Sage Encyclopedia of Urban Studies
The United Nations estimates that by 2030, more than two-thirds of the total world population will live in urban areas. Most of this increase will take place not in Europe or in the United States but in the megacities and newly emerging urban regions of what used to be called the developing world.
Urban studies is an expansive and growing field, covering many disciplines and professional fields, each with its own schedule of conferences, journals, and publication series. These two volumes address the specific theories, key studies, and important figures that have influenced not just the individual discipline but also the field of urban studies more generally. The Encyclopedia of Urban Studies is intended to present an overview of current work in the field and to serve as a guide for further reading in the field.
The article describes routs of visitors of museum-reserve Tsaritsyno (Moscow) after its reconstruction -- in the most popular and crowded "historical" part of the park and in the distant areas. In addition, we consider which type of visitors prefer certain routes, as well as how visitors experience space in different parts of the park (or different modes of perception). The article describes such modes as "consumption of public space", "romantic tourist gaze" and "existential" mode.
Through the example of the U Street block in Washington, D.C., the noted American urbanist shows that urban “contact zones” in which people disunited by racial, ethic, confessional and class conflicts are living side by side, serve as generators of new adaptive strategies. The inexhaustible source of viability and flexibility of these communities lies in the need for survival in the conditions of “deliberate social complexity”. It is precisely this experience that enables such communities effectively to adapt to the aftermaths of natural calamities and social conflicts.

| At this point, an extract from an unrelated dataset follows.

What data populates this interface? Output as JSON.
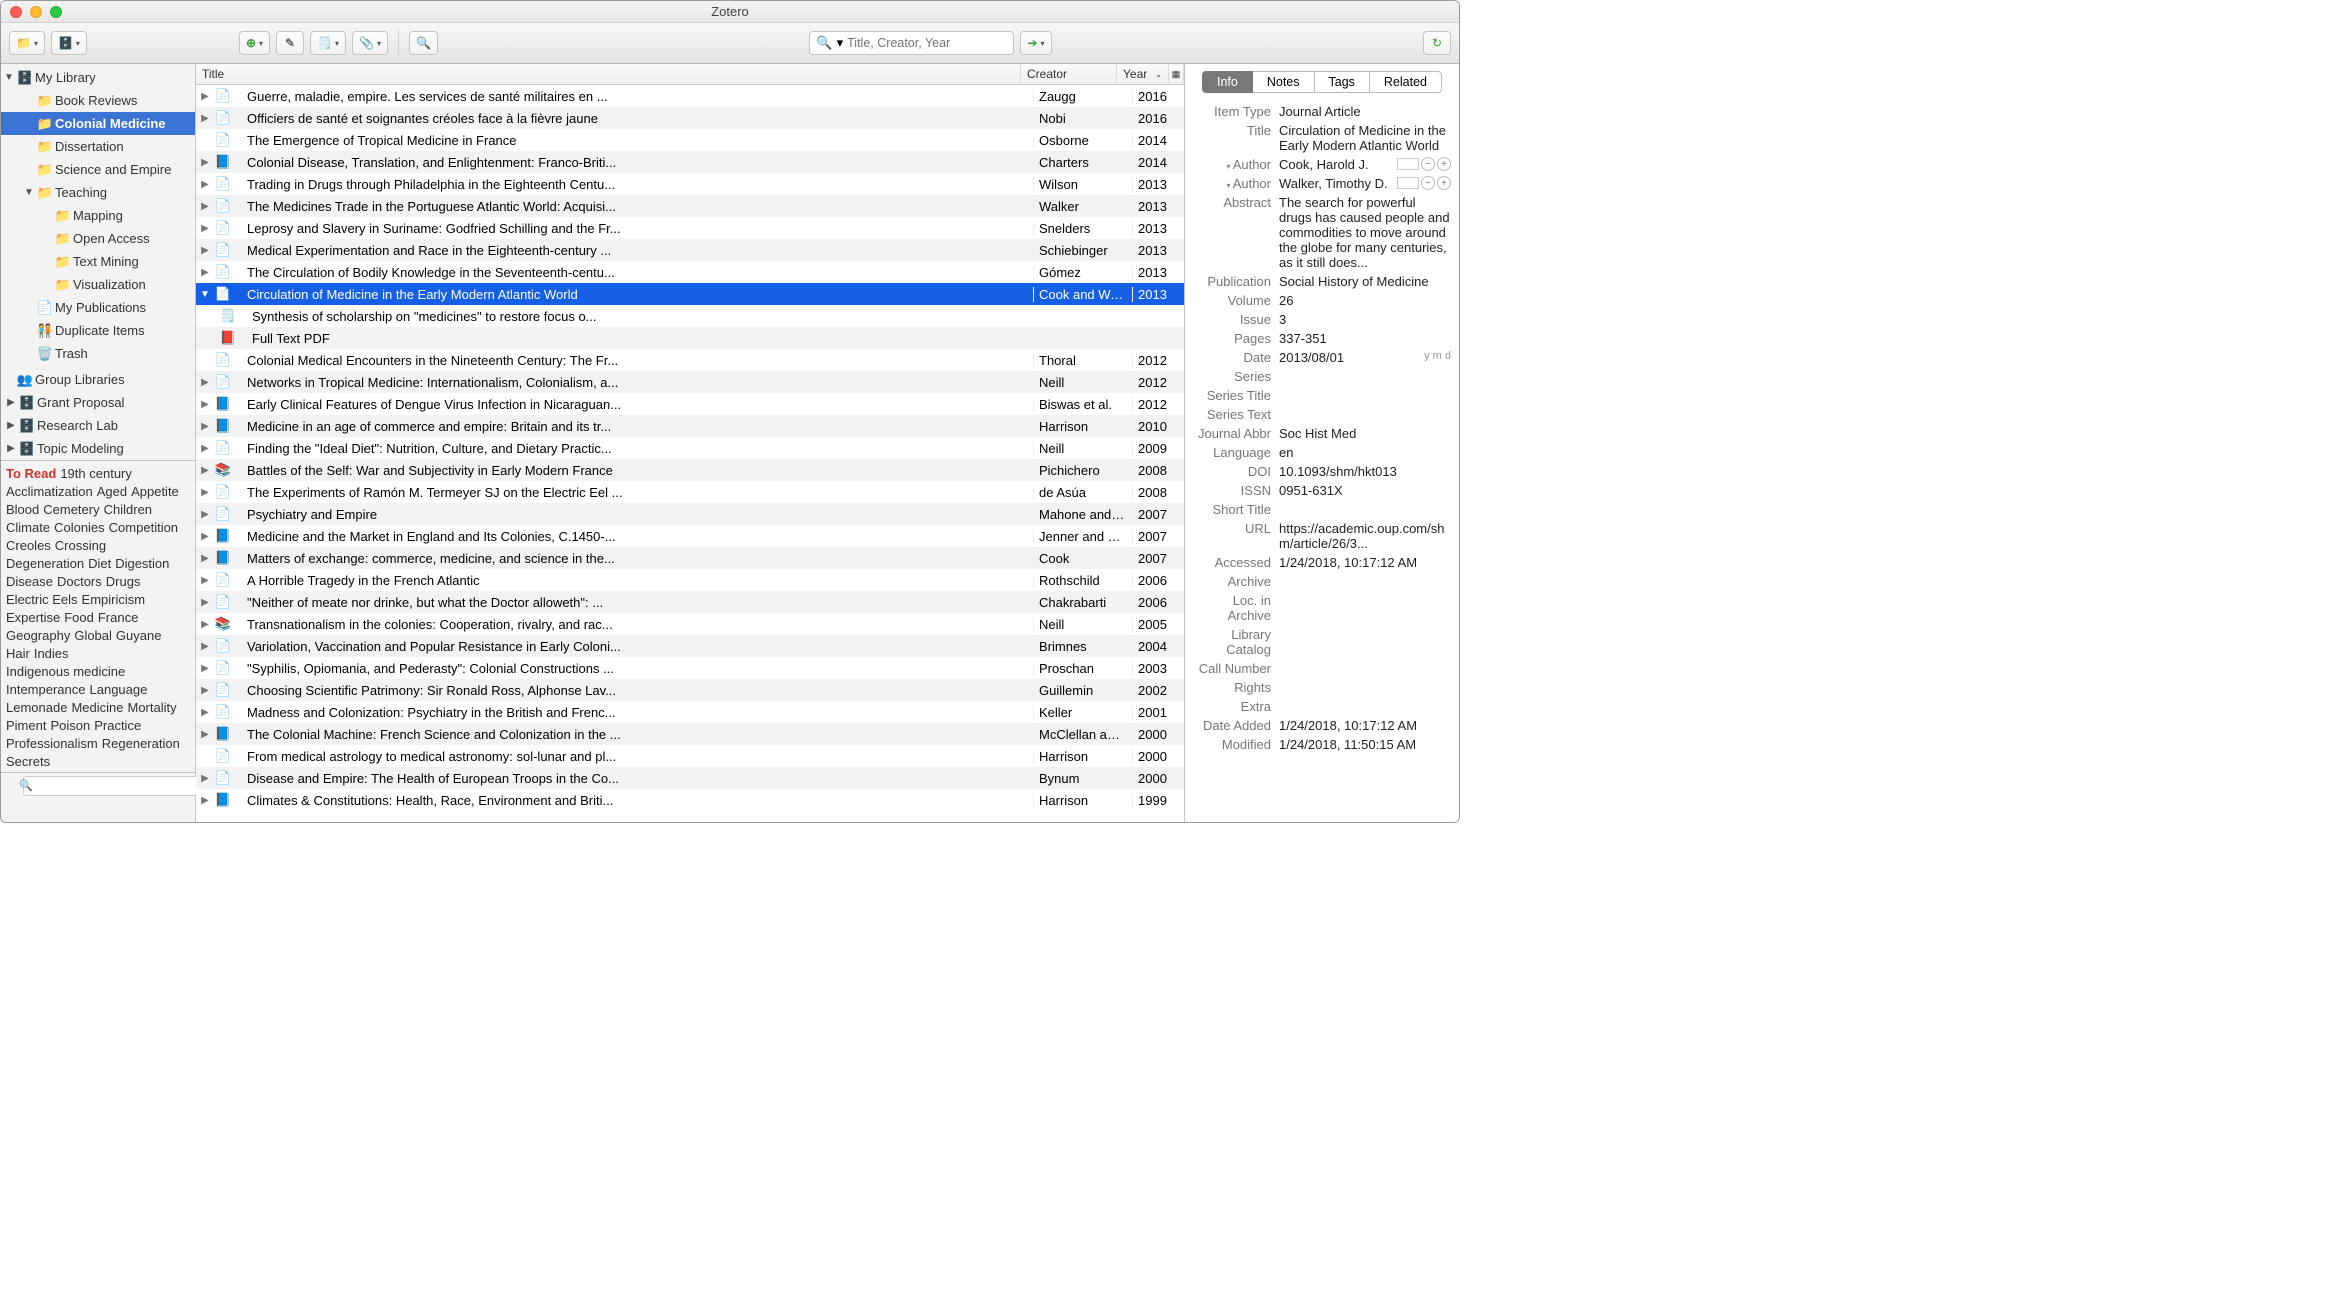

Several approaches to the concept of fatherhood present in Western sociological tradition are analyzed and compared: biological determinism, social constructivism and biosocial theory. The problematics of fatherhood and men’s parental practices is marginalized in modern Russian social research devoted to family and this fact makes the traditional inequality in family relations, when the father’s role is considered secondary compared to that of mother, even stronger. However, in Western critical men’s studies several stages can be outlined: the development of “sex roles” paradigm (biological determinism), the emergence of the hegemonic masculinity concept, inter-disciplinary stage (biosocial theory). According to the approach of biological determinism, the role of a father is that of the patriarch, he continues the family line and serves as a model for his ascendants. Social constructivism looks into man’s functions in the family from the point of view of masculine pressure and establishing hegemony over a woman and children. Biosocial theory aims to unite the biological determinacy of fatherhood with social, cultural and personal context. It is shown that these approaches are directly connected with the level of the society development, marriage and family perceptions, the level of egality of gender order.